Kashmiris can constructively contribute to this and to two other points. One is open borders; i.e. “just a line on a map”. Concretely, what does it spell? Will a teacher in Srinagar be allowed to teach in a school in Muzaffarabad? Will the old permit system be reinstalled so that a poor villager would be able to visit his kin freely access the LoC? Free exchange of person, goods and literature? Seminars, meetings, concerts and mushairas in which the people of the state can participate, irrespective of the LoC? Babus can be trusted to make things difficult. Kashmiris can insist that the state’s de jure partition must be coupled with its de facto re-unification and provide a scheme that both governments can accept.
The other is the elected head of state which J&K’s Constituent Assembly endorsed on June 12, 1952. The Delhi agreement mauled it in July 1952 to make the election subject to New Delhi’s veto and the elected head of state removable at is will. The 6th Amendment to J&K’s Constitution (1965) substituted this joke with another — a governor appointed by New Delhi. On July 23, 1975, an order under Article 370 barred, unconstitutionally, the state Assembly from legislating on the matter. The best course to empower the Assembly is to elect a panel of three from whom the President would accept one as the Sadar-e-Riyasat. He should be removable only by impeachment. Like Article 370, the Delhi agreement is also a wreck.
A “tunnel” can be entered from either end. An able memo submitted by the National Conference on November 6, 1995, to Prime Minister P.V. Narasimha Rao shows that Article 370 “is not, and cannot, just be a one-way stream”. It can be used to restore the powers robbed since 1953.
On August 5, 2000, Hizbul Mujahideen (HM) chief Syed Salahuddin said he was prepared to drop “the UN resolutions” for something else — “or the tripartite talks between India, Pakistan and Kashmiris”. On September 11, he was “even ready to contest elections if they are monitored by the international community”. Once a ceasefire is in place, the HM will become a political party. Syed Ali Shah Geelani admitted on June 16, 1998, “we are not in a position to stop the use or misuse of the gun. There is no rapport between the APHC and gunmen.”
An exceptionally informed writer, Engineer S.A. Rashid, questions the APHC’s capability to deliver at all. In an article on November 15, 2007, in Chattan, a respected Urdu weekly in Srinagar, he reminds the Hurriyat that its importance has stemmed only from popular support to the militancy. If the militants disown the APHC, it will be nowhere.

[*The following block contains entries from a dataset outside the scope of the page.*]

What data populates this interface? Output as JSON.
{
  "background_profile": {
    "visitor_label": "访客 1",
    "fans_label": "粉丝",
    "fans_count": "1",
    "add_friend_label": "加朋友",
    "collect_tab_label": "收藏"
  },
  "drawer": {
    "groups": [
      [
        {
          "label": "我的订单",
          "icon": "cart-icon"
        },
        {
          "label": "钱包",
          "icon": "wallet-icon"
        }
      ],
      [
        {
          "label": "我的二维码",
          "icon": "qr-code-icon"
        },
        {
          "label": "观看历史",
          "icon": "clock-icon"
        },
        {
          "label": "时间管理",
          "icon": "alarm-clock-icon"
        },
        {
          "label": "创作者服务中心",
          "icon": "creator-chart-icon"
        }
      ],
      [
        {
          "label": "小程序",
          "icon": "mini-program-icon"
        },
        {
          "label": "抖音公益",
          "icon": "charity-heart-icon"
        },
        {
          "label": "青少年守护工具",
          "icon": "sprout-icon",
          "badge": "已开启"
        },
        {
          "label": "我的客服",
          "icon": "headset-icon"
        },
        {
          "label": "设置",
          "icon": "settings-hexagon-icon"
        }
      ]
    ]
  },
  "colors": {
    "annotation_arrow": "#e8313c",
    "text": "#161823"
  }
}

It is unwise to spurn Salahuddin’s overtures for a ceasefire. India should proceed apace with the peace process with Pakistan to which Kashmiris must contribute sound ideas. As for the polls, an election is meaningful only as part of an on-going political process with full opportunities to hold meetings and rallies and to march in processions. No election can at all be said to be fair if civil liberties are denied and there is no mass-based political process as in the rest of India. Such polls are a sham.